*** Opening Data ***

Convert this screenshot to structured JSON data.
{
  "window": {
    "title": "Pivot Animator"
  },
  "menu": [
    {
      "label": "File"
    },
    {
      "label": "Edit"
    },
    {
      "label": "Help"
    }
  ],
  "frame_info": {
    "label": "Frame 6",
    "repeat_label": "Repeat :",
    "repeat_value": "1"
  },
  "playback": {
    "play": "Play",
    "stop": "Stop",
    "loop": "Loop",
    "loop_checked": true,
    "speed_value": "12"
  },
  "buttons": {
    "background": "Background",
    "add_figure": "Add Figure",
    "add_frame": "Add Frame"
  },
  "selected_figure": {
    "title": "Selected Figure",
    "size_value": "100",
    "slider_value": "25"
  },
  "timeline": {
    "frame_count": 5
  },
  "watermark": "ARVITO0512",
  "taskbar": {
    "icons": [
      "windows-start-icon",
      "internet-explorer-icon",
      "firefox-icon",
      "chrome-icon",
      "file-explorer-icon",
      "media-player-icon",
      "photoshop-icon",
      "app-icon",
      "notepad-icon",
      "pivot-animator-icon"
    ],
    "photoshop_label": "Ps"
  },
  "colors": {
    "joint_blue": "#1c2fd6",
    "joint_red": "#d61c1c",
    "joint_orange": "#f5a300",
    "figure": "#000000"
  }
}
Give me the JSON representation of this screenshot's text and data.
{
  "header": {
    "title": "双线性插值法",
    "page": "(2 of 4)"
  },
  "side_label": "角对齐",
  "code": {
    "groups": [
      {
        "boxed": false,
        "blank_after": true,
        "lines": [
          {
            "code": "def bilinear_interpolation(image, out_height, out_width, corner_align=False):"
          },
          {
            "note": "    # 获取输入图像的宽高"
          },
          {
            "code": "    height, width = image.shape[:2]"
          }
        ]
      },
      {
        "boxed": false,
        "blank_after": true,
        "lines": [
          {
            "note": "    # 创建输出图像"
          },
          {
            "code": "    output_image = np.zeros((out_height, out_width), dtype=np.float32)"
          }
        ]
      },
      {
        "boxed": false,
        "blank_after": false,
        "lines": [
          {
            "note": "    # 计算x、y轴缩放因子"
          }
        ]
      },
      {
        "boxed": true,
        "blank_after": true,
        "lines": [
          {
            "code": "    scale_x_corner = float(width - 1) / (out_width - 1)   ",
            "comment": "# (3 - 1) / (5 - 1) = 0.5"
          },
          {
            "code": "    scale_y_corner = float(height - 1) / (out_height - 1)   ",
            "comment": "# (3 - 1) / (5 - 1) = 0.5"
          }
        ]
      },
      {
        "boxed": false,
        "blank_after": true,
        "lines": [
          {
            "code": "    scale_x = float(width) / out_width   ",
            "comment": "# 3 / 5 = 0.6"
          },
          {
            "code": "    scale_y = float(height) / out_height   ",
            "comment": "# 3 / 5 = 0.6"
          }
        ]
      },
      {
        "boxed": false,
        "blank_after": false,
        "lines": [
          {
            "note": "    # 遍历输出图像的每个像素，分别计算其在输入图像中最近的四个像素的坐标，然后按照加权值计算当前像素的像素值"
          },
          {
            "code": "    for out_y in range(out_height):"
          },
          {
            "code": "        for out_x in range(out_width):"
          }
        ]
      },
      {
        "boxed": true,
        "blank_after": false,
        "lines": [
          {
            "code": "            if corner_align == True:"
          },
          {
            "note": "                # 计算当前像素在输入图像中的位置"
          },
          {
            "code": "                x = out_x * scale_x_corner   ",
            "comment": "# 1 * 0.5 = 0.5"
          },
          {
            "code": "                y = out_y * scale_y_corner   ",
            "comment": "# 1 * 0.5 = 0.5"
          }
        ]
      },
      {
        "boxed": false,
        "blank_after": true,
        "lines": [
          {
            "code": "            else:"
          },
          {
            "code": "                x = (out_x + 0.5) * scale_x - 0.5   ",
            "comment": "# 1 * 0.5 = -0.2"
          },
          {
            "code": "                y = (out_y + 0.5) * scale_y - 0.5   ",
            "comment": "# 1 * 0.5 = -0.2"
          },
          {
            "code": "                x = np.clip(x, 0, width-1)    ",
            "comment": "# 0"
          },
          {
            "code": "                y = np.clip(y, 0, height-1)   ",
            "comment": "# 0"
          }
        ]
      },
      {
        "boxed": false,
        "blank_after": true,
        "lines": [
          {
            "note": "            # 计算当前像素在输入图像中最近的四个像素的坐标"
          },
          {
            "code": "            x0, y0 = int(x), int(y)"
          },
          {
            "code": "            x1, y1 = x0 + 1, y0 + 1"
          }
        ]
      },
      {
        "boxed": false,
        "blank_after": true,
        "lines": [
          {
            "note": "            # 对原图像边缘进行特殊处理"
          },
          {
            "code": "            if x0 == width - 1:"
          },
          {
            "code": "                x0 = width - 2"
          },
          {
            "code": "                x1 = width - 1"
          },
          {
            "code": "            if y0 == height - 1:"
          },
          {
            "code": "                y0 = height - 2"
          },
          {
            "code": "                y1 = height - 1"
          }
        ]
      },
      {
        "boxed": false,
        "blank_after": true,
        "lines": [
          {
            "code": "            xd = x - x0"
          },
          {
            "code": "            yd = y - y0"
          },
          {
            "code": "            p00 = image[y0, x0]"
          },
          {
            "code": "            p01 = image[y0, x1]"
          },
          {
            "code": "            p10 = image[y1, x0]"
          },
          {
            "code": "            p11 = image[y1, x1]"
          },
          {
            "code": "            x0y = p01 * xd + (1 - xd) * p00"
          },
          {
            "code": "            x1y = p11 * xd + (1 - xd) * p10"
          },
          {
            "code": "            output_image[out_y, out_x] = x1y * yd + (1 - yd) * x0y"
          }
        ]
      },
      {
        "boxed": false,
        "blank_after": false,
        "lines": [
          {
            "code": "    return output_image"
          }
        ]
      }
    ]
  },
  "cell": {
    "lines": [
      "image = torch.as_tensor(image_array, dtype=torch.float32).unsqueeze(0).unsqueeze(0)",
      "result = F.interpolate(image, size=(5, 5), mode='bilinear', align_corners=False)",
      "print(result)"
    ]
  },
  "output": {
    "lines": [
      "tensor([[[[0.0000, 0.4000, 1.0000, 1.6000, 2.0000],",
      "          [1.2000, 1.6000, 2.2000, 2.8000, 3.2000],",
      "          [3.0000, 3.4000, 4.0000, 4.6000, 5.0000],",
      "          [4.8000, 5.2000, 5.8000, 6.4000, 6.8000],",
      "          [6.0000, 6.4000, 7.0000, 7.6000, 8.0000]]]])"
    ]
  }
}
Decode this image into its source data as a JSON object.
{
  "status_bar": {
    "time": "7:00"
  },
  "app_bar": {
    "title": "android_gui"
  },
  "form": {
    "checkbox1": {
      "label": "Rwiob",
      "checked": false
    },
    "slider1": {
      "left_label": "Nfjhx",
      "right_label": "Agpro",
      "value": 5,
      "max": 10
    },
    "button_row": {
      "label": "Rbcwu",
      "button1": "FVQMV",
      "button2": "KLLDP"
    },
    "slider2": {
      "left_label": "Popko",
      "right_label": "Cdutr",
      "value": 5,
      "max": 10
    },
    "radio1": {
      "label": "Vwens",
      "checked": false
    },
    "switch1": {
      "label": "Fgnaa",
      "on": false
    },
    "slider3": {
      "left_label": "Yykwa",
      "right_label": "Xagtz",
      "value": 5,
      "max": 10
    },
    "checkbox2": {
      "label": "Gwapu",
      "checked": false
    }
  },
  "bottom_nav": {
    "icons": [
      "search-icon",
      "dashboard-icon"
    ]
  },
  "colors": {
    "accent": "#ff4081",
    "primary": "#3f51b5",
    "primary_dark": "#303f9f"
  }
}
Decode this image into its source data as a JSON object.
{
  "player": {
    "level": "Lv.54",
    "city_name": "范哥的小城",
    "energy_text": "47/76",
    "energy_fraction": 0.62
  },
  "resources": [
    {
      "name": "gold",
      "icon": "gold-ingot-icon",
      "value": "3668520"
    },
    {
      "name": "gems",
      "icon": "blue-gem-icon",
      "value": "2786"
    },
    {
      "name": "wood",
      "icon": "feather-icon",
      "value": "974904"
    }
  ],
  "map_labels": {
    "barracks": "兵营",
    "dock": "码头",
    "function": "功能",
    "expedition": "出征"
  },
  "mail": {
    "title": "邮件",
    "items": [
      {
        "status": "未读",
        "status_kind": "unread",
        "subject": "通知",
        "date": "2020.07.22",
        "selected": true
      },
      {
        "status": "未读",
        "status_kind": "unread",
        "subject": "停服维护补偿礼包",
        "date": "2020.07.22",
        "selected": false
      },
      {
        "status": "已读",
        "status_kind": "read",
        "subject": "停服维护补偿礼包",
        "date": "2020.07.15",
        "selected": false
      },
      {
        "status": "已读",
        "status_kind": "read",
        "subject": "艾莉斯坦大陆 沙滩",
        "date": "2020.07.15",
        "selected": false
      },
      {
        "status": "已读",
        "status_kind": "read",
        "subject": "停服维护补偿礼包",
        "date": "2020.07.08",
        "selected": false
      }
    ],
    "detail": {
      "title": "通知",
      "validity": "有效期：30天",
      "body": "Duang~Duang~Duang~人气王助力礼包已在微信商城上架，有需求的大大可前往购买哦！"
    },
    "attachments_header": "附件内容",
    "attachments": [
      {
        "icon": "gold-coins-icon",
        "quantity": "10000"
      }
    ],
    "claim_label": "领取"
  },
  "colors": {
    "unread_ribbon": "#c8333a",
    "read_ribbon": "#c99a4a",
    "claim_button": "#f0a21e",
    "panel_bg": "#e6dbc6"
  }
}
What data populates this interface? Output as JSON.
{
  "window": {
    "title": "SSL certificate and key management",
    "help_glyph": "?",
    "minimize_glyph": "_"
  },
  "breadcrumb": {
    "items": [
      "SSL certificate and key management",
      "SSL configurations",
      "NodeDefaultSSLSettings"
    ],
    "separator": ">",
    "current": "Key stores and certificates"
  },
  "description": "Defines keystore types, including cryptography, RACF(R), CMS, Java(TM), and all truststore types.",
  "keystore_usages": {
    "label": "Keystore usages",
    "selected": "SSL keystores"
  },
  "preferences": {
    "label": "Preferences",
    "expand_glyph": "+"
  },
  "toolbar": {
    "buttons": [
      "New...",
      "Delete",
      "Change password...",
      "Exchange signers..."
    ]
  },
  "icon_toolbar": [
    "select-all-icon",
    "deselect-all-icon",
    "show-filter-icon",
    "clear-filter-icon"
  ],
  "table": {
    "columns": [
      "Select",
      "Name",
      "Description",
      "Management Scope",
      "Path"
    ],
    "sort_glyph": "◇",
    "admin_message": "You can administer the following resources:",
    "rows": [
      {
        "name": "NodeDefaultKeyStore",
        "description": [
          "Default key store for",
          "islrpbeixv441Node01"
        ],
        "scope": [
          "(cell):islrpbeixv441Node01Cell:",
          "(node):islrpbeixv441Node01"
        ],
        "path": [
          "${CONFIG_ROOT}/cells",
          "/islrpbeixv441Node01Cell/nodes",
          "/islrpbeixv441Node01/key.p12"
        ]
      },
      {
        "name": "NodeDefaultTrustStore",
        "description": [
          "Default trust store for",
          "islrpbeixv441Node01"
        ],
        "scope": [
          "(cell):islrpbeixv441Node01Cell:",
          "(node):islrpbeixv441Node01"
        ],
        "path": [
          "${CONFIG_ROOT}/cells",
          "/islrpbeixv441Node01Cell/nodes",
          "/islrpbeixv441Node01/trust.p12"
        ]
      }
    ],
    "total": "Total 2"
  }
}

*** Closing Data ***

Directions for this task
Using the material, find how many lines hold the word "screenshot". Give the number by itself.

Output of the exercise
2